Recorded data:
^^^^^^^^^^^^^^^^
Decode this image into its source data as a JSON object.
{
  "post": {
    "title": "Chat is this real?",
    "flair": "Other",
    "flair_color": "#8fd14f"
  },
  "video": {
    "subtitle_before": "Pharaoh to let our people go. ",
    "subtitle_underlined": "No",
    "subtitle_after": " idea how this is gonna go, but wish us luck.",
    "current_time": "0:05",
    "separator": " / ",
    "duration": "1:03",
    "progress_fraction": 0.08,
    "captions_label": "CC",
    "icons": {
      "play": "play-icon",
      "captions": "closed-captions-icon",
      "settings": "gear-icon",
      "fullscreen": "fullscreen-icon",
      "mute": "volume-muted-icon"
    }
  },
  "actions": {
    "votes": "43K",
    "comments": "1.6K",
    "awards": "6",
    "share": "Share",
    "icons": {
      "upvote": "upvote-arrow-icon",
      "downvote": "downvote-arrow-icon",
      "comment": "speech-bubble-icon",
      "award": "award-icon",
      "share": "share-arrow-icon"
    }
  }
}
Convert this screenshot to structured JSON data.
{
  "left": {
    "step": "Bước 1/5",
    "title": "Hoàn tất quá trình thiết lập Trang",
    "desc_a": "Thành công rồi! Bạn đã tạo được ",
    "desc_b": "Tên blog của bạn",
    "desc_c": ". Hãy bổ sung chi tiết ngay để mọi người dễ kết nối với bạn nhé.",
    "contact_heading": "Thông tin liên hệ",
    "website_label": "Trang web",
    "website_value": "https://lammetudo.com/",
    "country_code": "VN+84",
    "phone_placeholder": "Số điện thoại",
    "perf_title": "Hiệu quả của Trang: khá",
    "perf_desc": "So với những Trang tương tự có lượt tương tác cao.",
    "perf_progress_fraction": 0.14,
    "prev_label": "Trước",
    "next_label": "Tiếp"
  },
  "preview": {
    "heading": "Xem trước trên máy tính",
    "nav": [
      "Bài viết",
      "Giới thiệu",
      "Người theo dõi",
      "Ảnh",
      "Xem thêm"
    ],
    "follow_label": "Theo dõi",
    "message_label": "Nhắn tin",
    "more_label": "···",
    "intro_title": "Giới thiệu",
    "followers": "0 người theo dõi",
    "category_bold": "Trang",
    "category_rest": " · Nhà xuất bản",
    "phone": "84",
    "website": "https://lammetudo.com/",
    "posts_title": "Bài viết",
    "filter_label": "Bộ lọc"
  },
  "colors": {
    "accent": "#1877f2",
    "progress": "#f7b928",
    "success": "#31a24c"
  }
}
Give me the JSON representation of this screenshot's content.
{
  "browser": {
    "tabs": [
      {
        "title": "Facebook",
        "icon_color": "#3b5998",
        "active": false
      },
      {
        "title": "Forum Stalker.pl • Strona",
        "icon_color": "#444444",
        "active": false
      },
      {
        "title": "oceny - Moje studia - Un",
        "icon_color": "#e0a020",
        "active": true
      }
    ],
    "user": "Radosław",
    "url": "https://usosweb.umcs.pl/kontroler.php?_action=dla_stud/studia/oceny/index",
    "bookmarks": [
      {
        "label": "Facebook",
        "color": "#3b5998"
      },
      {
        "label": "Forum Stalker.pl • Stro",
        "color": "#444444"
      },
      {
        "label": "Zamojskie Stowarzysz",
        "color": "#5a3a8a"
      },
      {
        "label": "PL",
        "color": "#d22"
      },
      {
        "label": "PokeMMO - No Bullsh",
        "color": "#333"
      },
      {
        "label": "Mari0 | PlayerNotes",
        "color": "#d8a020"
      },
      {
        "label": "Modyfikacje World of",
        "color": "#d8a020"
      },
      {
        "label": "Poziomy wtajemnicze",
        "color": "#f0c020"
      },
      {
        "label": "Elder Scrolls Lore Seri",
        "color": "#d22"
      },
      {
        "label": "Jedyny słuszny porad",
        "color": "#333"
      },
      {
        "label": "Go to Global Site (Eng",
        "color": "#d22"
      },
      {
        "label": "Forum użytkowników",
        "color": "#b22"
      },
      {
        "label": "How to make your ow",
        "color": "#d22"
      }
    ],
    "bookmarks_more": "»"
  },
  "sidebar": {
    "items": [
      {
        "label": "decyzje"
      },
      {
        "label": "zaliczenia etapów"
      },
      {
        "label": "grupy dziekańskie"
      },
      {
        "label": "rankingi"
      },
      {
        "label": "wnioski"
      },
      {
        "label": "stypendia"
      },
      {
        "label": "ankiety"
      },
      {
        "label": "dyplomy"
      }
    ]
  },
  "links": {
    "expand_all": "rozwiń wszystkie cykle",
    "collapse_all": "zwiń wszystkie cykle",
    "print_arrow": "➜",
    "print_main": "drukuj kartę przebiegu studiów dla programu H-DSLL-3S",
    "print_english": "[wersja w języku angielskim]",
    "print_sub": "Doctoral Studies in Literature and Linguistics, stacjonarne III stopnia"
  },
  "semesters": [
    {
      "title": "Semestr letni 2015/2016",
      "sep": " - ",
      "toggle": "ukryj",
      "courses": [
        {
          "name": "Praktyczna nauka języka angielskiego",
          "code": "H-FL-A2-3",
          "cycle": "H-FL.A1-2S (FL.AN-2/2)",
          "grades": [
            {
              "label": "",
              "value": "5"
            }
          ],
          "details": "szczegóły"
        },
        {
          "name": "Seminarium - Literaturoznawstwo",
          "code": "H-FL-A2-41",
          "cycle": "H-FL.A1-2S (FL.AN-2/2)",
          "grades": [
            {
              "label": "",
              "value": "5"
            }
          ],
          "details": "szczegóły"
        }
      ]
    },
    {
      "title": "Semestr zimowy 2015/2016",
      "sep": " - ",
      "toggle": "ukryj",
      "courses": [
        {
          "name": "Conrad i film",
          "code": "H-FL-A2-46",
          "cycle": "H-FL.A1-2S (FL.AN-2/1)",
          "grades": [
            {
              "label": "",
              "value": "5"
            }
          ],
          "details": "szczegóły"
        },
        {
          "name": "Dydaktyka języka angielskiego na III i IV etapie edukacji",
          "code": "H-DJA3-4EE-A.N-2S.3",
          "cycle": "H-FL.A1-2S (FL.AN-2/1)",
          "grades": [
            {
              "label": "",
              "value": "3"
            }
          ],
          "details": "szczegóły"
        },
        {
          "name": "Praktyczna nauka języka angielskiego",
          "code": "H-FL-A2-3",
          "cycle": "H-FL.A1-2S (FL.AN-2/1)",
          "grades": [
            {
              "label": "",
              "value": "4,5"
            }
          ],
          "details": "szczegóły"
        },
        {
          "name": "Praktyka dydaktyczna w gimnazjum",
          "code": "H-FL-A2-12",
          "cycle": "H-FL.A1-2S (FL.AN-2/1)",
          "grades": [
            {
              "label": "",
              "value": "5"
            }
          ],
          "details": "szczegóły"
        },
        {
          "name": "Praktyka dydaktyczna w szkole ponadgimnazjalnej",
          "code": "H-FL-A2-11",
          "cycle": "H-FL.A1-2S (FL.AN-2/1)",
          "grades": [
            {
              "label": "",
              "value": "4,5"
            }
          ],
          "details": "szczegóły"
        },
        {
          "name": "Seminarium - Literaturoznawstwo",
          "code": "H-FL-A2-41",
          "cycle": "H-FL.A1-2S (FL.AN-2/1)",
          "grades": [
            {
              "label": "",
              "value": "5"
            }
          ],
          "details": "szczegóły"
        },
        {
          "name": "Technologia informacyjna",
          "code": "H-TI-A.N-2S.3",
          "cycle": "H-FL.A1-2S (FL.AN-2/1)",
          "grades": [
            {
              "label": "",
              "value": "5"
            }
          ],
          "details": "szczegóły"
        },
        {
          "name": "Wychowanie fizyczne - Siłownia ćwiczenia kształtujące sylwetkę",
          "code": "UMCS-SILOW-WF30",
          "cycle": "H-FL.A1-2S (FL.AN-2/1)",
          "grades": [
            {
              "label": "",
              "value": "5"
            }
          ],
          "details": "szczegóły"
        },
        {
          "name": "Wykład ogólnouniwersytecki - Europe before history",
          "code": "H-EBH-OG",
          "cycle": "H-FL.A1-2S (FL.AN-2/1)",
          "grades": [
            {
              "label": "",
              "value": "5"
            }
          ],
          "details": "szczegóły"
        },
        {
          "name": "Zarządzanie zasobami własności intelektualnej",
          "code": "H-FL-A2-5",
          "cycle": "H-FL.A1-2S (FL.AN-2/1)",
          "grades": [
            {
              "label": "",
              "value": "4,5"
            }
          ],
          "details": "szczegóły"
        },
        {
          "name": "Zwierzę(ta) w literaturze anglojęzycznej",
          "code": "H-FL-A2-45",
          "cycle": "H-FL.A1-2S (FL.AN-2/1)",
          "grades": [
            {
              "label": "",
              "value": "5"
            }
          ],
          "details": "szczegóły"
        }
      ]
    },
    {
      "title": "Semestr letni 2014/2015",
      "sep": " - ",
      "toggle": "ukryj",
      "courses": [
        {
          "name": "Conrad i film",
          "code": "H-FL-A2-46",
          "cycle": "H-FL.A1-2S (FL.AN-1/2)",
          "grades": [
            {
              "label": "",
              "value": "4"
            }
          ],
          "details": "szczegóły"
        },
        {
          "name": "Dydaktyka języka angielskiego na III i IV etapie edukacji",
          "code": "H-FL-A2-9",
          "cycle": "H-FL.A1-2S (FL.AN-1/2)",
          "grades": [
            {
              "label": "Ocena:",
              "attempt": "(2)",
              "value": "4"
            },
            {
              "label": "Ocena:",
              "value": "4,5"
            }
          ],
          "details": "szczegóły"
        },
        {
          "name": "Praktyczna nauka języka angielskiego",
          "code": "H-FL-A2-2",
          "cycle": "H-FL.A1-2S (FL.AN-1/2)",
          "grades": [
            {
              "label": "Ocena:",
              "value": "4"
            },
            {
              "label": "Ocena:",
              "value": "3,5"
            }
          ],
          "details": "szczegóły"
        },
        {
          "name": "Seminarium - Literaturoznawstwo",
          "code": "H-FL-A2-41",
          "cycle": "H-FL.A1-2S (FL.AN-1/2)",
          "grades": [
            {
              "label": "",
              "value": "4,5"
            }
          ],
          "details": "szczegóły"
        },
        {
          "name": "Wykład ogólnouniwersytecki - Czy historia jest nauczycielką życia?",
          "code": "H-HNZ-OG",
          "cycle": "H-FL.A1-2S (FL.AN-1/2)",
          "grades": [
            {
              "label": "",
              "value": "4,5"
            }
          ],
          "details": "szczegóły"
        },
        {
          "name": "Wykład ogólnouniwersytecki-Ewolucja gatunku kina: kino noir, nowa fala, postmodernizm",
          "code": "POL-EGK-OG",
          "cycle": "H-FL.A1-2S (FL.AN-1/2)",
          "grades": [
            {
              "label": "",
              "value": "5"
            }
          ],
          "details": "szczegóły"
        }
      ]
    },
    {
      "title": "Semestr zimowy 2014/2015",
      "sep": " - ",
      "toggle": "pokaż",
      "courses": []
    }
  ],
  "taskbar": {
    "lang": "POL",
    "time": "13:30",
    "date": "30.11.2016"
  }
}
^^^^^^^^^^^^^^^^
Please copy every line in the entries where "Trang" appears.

▸ Expected output:
    "title": "Hoàn tất quá trình thiết lập Trang",
    "website_label": "Trang web",
    "perf_title": "Hiệu quả của Trang: khá",
    "perf_desc": "So với những Trang tương tự có lượt tương tác cao.",
    "category_bold": "Trang",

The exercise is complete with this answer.